Sunday, June 23, 2024

Royal students headed to National History Day contest

Staff Writer | May 6, 2024 1:30 AM

ROYAL CITY — Six students will represent Royal schools at the National History Day competition in Washington D.C. next month.

The six were among 33 students who participated in the state competition held in Kirkland on April 27, said Royal Middle School social studies teacher Emily Ovenell, who coordinated the students’ entries. The students who placed in the top two at state were eligible for nationals, she said.

“There were over like 500 competitors in total,” she said. “So placing in the top two is pretty incredible.”

The national competition will be held June 9-13, Ovenell said. About 3,000 students from all 50 states and overseas will compete, according to the National History Day website.

Royal High School sophomore Logan Piper and freshman Rebecca Carlson placed for the senior division, while seventh-graders Easton Sutor and Kellen Lawrence and eighth-graders Sarah Bergeson and Grace Soliz placed in the junior division.

For National History Day, the students select a particular moment in history and show how it affected events. Piper’s exhibit looked at the Boldt decision, the 1974 U.S. Supreme Court ruling that re-affirmed tribal fishing rights. Carlson did her display on the Polish Solidarity movement of the early 1980s, which was the first domino in a series of events that culminated in the collapse of the Soviet Union and the end of the Cold War.

Sutor and Lawrence did a team project on news broadcasting during the Vietnam War, while Bergeson and Soliz did a performance on the sinking of the Titanic.

Some other prizes were awarded at state as well, Ovenell said. Katie Piercy received the Chinese American History Award for her presentation on Vincent Chin, a Chinese American who was murdered in Michigan in 1982 by two white auto workers.

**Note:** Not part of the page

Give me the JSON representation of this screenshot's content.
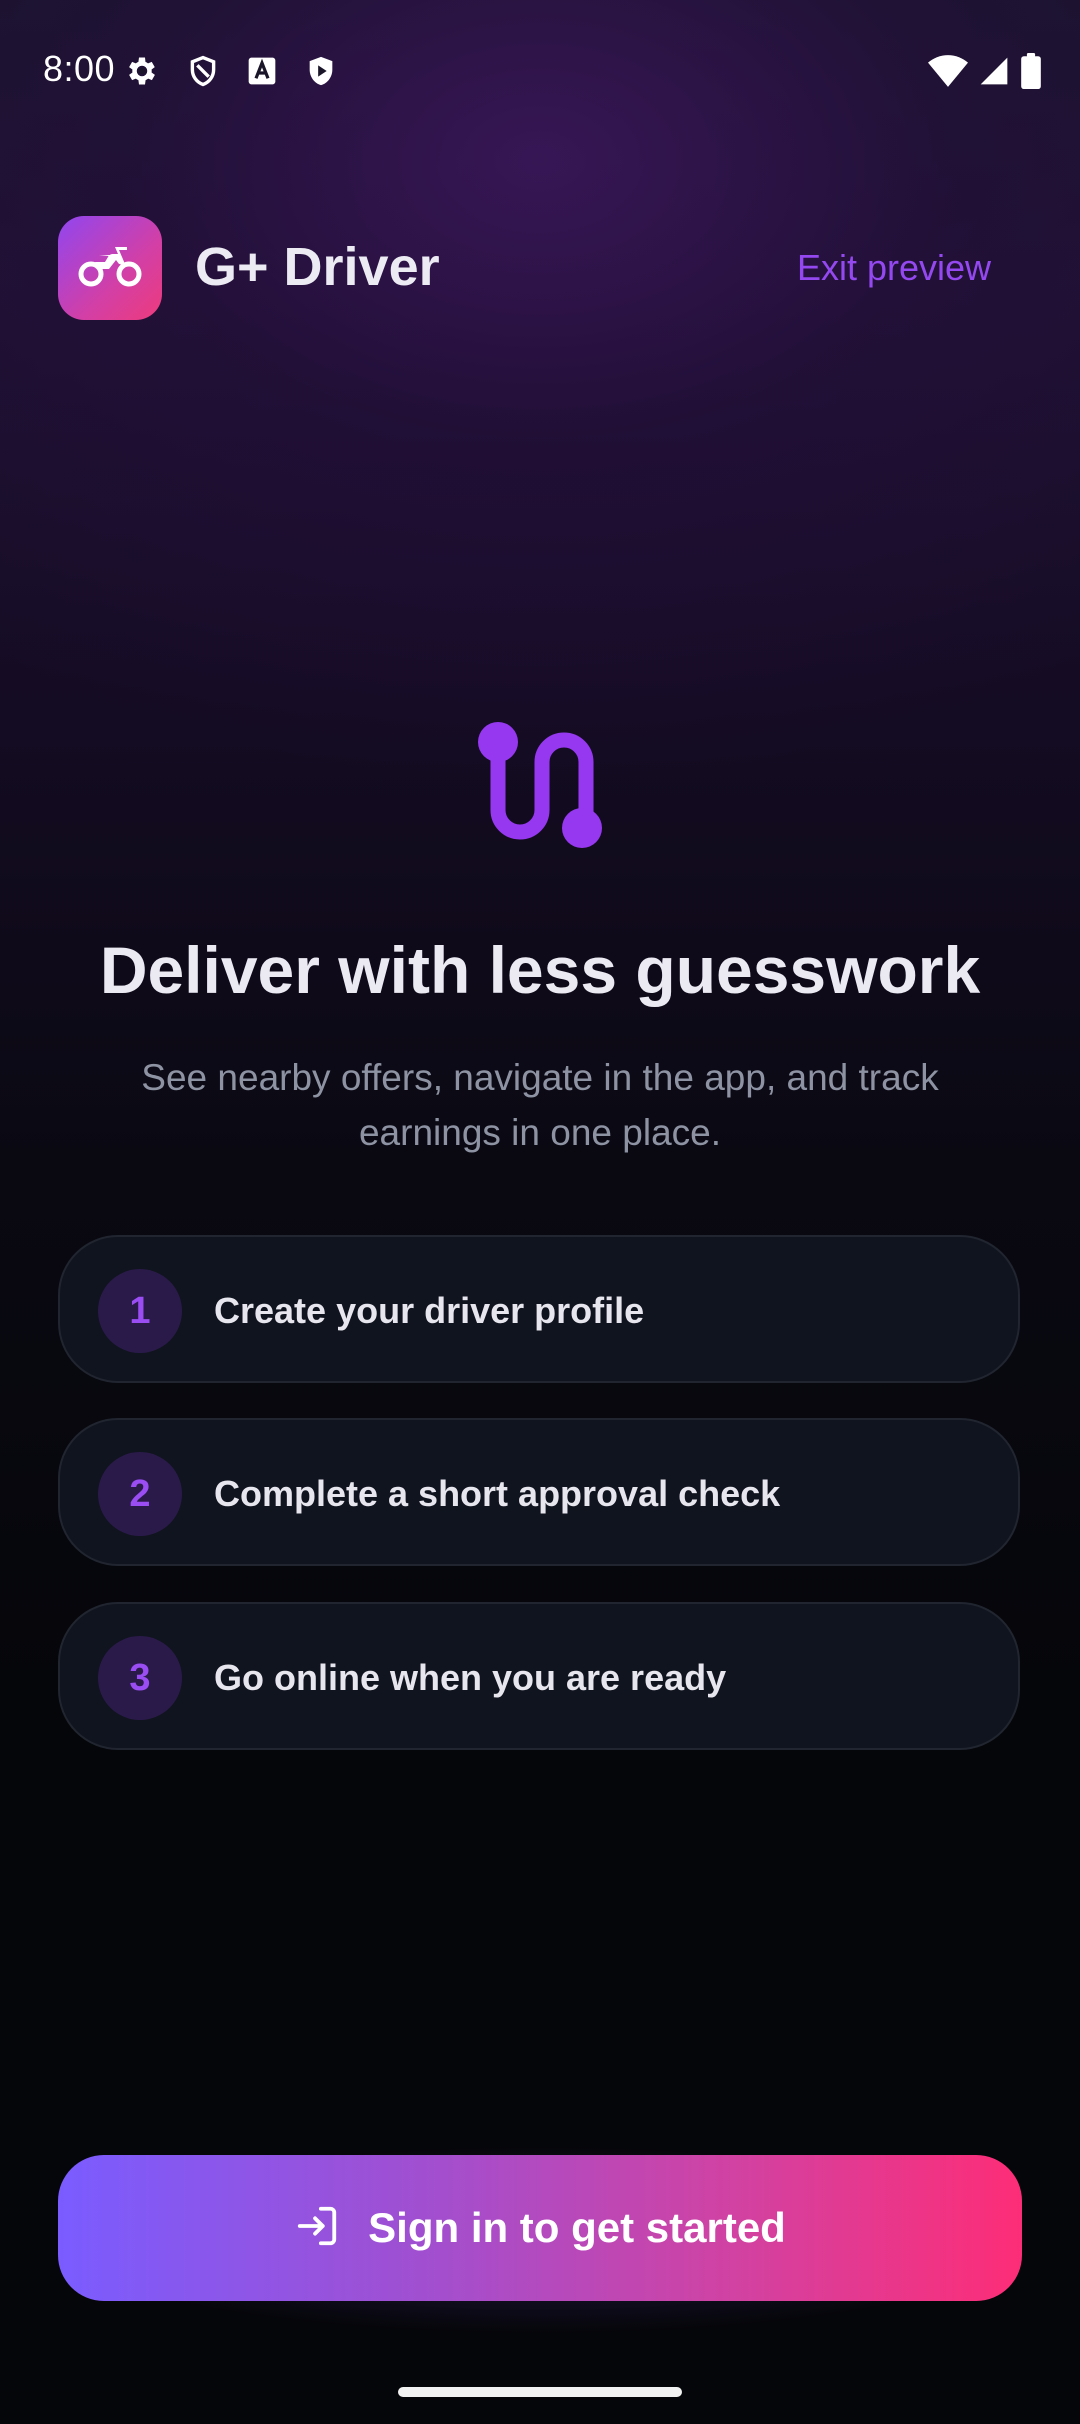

The case is considered a turning point in Asian American civil rights and spurred stronger legislation against hate crimes.  

Lizzie Jenks and Lauren Wardenaar received the Women’s History Award for their presentation on the London Matchgirls Strike of 1888, in which workers in a match factory protested against unhealthy and unsafe working conditions. The strike resulted in a wave of labor organization in Britain and America. Bryson Piper received the Activism in History Award for his work on the book “Silent Spring” by Rachel Carson, which ended the use of DDT and prompted stronger environmental regulation.

The students who qualified for nationals will take those same exhibits and performances to Washington, D.C. for nationals, Ovenell said, with a little tweaking.

Two Royal Middle School teachers, who are also the moms of two competitors, will accompany the students to the nation’s capital, Ovenall said.

“Teresa Piper is our seventh-grade science teacher, and Marnie Bergeson is our eighth-grade English teacher and actually the teacher who worked with our performance students,” Ovenell said. “So it’s very cool to get parents and teachers on one.”

Ovenell herself won’t be able to accompany the finalists, she said. However, she was named Washington State History Day Teacher of the Year for the junior division at the regional competition, which puts her in the running for the prestigious Patricia Behring Award, the winner of which will be announced at nationals.

It won’t all be competition, however. The students will have a chance to learn about some other historical events up close.

“Some of the things we got to see and that I'm sure they will go and see again this year are the National Archives, Arlington Cemetery, the Native American Museum, the Holocaust Museum,” she said. We try and squeeze in a really full week to give those kids as many experiences as we can in D.C.”

Joel Martin may be reached via email at

    Royal High School freshman Rebecca Carlson will take her examination of the Polish Solidarity movement, which was a major turning point in the Cold War, to the National History Day competition in Washington, D.C. in June.

    Royal Middle School seventh-graders Easton Sutor, left, and Kellen Lawrence qualified for the National History Day contest with their group project on media coverage of the Vietnam War.